- Extra pair of motorcycle gloves (hands can get sore wearing same glove for days) and an extra pair of Sunglasses.
- Clear and tinted helmet visor
- Rain jacket/pants/suit.
- Hats, bring two; one for sun protection and one for warmth.
- Shoes: one pair of runners/sport shoes or good walking shoes and a pair of sandals.
- Light jacket/heavy sweater/sweatshirt-hoodie (non-motorcycle jacket) when off bike. Try to find one you can also layer under your motorcycle jacket for extra warmth if needed.
Personal Care Items
Travel sizes and travel containers are the answer here when packing your motorcycle! After shopping at your local drug store and finding travel sizes for everything from toothpaste to hand lotion to mouthwash, invest in a waterproof pouch that will securely hold these items without the possibility of leakage. Plastic zip lock baggies and sandwich bags are fantastic! Place all lotions/liquids in these! Plus you can use larger ones to organise items –say socks in one, bras in another! Never can have enough of these!
You can place many items such as hairspray or your favourite perfume inside your shoes. And don’t forget, if you’re staying at a hotel or motel you can restock some items via the complimentary toiletries provided.

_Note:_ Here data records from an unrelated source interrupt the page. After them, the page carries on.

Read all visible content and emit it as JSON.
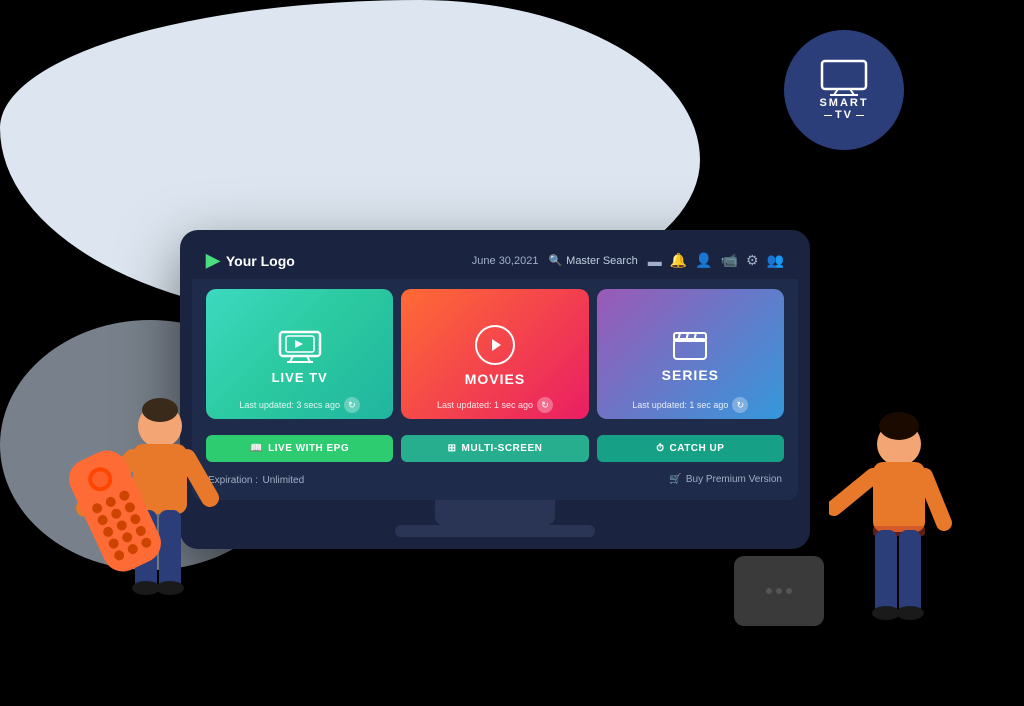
{
  "page": {
    "background": "#000000"
  },
  "smart_tv_badge": {
    "line1": "SMART",
    "line2": "TV"
  },
  "tv_header": {
    "logo_text": "Your Logo",
    "date": "June 30,2021",
    "search_label": "Master Search",
    "icons": [
      "card-icon",
      "bell-icon",
      "user-icon",
      "camera-icon",
      "gear-icon",
      "user-plus-icon"
    ]
  },
  "cards": [
    {
      "id": "live-tv",
      "title": "LIVE TV",
      "update_text": "Last updated: 3 secs ago"
    },
    {
      "id": "movies",
      "title": "MOVIES",
      "update_text": "Last updated: 1 sec ago"
    },
    {
      "id": "series",
      "title": "SERIES",
      "update_text": "Last updated: 1 sec ago"
    }
  ],
  "bottom_buttons": [
    {
      "id": "epg",
      "label": "LIVE WITH EPG",
      "icon": "book-icon"
    },
    {
      "id": "multiscreen",
      "label": "MULTI-SCREEN",
      "icon": "grid-icon"
    },
    {
      "id": "catchup",
      "label": "CATCH UP",
      "icon": "clock-icon"
    }
  ],
  "footer": {
    "expiration_label": "Expiration :",
    "expiration_value": "Unlimited",
    "buy_label": "Buy Premium Version"
  }
}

When you’re making your motel reservations, be sure to ask them what kind of perks the motel offers. Is there a hair dryer in each room then you certainly don’t need to pack one. But even if you are without, you’ll be enjoying the ‘helmet hair’ anyway so why bother?
- Credit Cards
- Sun protection
- Mini first aid kit and Tylenol/pain killers.
- Flash light or Headlamp
- Camera, memory card(s)
- Spare batteries; AA/AAA etc.
- Smartphone and don’t forget to check your roaming charges with your provider.
- Waterproof duffel bags (type used on sail boats). These are thin, light and sturdy. Use for back up.
- Bungee cords –handy for items you’ve purchased along the way and won’t fit [any longer] into your luggage.
- Must Have’s for the Motorcycle
- Small tool kit – or at the very least the tool kit that lives under the seat. Ensure a tiny crescent wrench included.
- A small tire repair kit
- Duct tape, electrical tape & zip ties.
- Extra bike key hidden somewhere safe.
- Extra fuses
- Mini chain lube spray (used daily if needed; every 1000 km and after riding in rain)
- Small but strong motorcycle lock. Read our review on the Xena lock.
- Portable fuel container. Get a small one and especially valuable if you are travelling on isolated roads.
- MP3 player
- Battery charger(s)
- A small pair of binoculars.
- Net book / iPad
- AirHawk Seat Cushion Read the review!
Outside of the necessities above, packing your motorcycle and what you bring is truly personal. You’re free to bring as much as you like, as long as it fits. And if you’re travelling with others, you can divvy up items such as chain lube, flash lights and camping equipment if going for that option.
And consider this, the more you bring, the more weight you’ll add to your motorcycle. This may be challenging to manage riding slow, or up winding steep mountainous roads. Plus more weight means more fuel use, more spending.
Happy travels and send us your pictures when you’re home!
**We recommend the BMW Streetguard III suit – the all you’ll ever need riding suit for travel! You won’t need rain suit or warm layers, a hip bag or purse!